## TASK DESCRIPTION
Could you return every record below word for word, leaving out the pictures?

--- THE DATA ---

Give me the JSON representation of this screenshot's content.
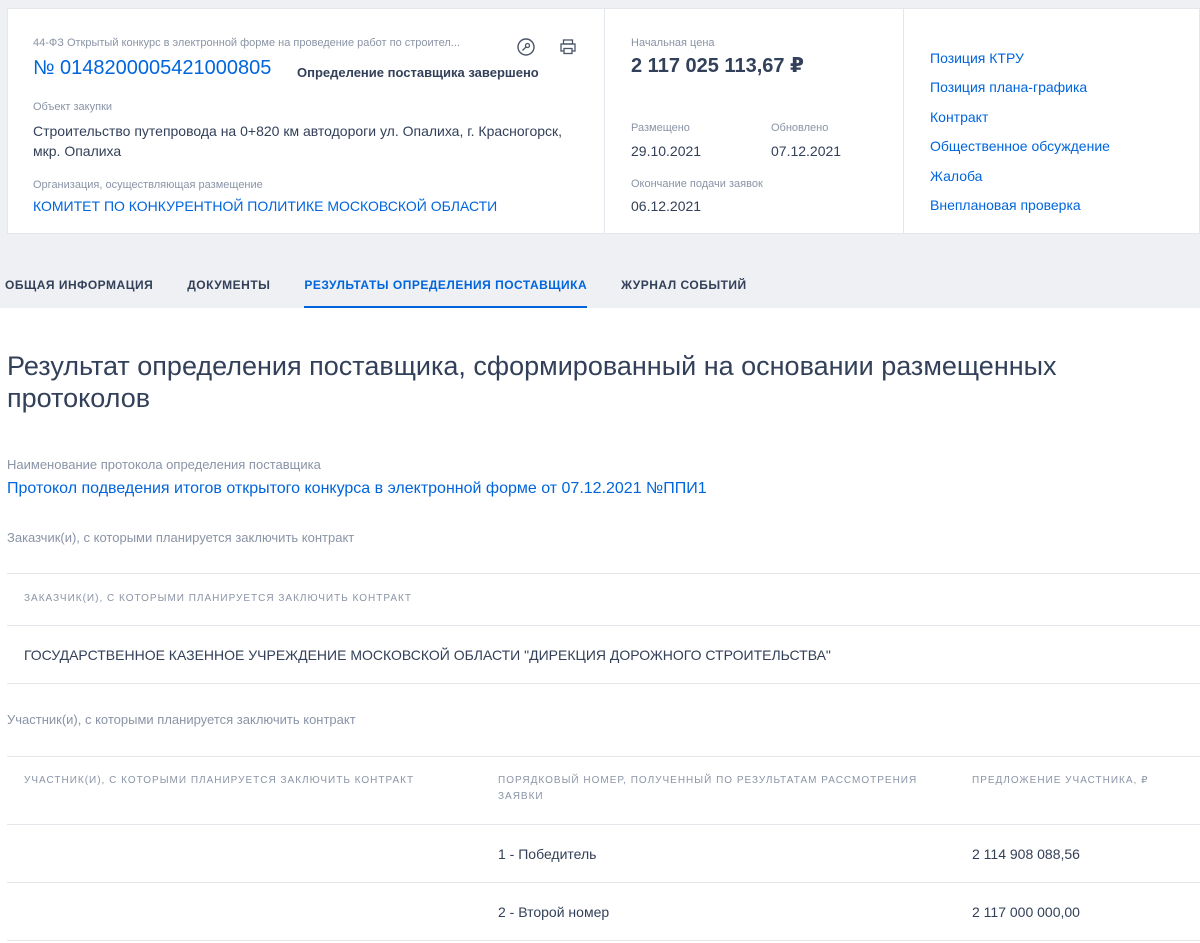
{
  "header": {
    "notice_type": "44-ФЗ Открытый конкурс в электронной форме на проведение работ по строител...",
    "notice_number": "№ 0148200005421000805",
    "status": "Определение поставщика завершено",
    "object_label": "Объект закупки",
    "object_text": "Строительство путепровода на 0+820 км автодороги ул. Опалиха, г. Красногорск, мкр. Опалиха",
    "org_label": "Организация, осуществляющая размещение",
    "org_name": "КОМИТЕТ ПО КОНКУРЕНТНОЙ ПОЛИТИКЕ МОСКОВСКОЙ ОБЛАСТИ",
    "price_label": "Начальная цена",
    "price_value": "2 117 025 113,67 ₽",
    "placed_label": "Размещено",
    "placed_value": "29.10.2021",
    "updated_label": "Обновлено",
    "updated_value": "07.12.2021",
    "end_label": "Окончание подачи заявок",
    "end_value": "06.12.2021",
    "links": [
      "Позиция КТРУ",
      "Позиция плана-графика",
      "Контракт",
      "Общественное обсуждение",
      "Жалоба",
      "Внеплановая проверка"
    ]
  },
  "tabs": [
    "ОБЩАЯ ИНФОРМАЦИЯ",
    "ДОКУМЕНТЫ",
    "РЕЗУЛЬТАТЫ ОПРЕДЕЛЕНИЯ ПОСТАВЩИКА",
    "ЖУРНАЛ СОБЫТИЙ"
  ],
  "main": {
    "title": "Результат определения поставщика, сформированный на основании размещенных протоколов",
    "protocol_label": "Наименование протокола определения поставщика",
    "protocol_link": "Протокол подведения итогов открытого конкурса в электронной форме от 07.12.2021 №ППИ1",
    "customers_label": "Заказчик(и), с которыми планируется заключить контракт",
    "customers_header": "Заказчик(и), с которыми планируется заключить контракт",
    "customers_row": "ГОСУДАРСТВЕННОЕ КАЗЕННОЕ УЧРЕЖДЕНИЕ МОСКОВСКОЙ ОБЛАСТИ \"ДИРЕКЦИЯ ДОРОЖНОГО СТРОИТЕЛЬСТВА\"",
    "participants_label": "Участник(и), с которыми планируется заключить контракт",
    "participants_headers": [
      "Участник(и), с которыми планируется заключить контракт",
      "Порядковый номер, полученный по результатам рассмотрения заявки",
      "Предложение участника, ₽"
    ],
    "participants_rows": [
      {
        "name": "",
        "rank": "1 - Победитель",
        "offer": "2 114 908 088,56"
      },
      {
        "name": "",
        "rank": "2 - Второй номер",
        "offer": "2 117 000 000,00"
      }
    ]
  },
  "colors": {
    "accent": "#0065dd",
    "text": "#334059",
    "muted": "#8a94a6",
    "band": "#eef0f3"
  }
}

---

## OUTPUT
Give me the JSON representation of this screenshot's content.
{
  "header": {
    "notice_type": "44-ФЗ Открытый конкурс в электронной форме на проведение работ по строител...",
    "notice_number": "№ 0148200005421000805",
    "status": "Определение поставщика завершено",
    "object_label": "Объект закупки",
    "object_text": "Строительство путепровода на 0+820 км автодороги ул. Опалиха, г. Красногорск, мкр. Опалиха",
    "org_label": "Организация, осуществляющая размещение",
    "org_name": "КОМИТЕТ ПО КОНКУРЕНТНОЙ ПОЛИТИКЕ МОСКОВСКОЙ ОБЛАСТИ",
    "price_label": "Начальная цена",
    "price_value": "2 117 025 113,67 ₽",
    "placed_label": "Размещено",
    "placed_value": "29.10.2021",
    "updated_label": "Обновлено",
    "updated_value": "07.12.2021",
    "end_label": "Окончание подачи заявок",
    "end_value": "06.12.2021",
    "links": [
      "Позиция КТРУ",
      "Позиция плана-графика",
      "Контракт",
      "Общественное обсуждение",
      "Жалоба",
      "Внеплановая проверка"
    ]
  },
  "tabs": [
    "ОБЩАЯ ИНФОРМАЦИЯ",
    "ДОКУМЕНТЫ",
    "РЕЗУЛЬТАТЫ ОПРЕДЕЛЕНИЯ ПОСТАВЩИКА",
    "ЖУРНАЛ СОБЫТИЙ"
  ],
  "main": {
    "title": "Результат определения поставщика, сформированный на основании размещенных протоколов",
    "protocol_label": "Наименование протокола определения поставщика",
    "protocol_link": "Протокол подведения итогов открытого конкурса в электронной форме от 07.12.2021 №ППИ1",
    "customers_label": "Заказчик(и), с которыми планируется заключить контракт",
    "customers_header": "Заказчик(и), с которыми планируется заключить контракт",
    "customers_row": "ГОСУДАРСТВЕННОЕ КАЗЕННОЕ УЧРЕЖДЕНИЕ МОСКОВСКОЙ ОБЛАСТИ \"ДИРЕКЦИЯ ДОРОЖНОГО СТРОИТЕЛЬСТВА\"",
    "participants_label": "Участник(и), с которыми планируется заключить контракт",
    "participants_headers": [
      "Участник(и), с которыми планируется заключить контракт",
      "Порядковый номер, полученный по результатам рассмотрения заявки",
      "Предложение участника, ₽"
    ],
    "participants_rows": [
      {
        "name": "",
        "rank": "1 - Победитель",
        "offer": "2 114 908 088,56"
      },
      {
        "name": "",
        "rank": "2 - Второй номер",
        "offer": "2 117 000 000,00"
      }
    ]
  },
  "colors": {
    "accent": "#0065dd",
    "text": "#334059",
    "muted": "#8a94a6",
    "band": "#eef0f3"
  }
}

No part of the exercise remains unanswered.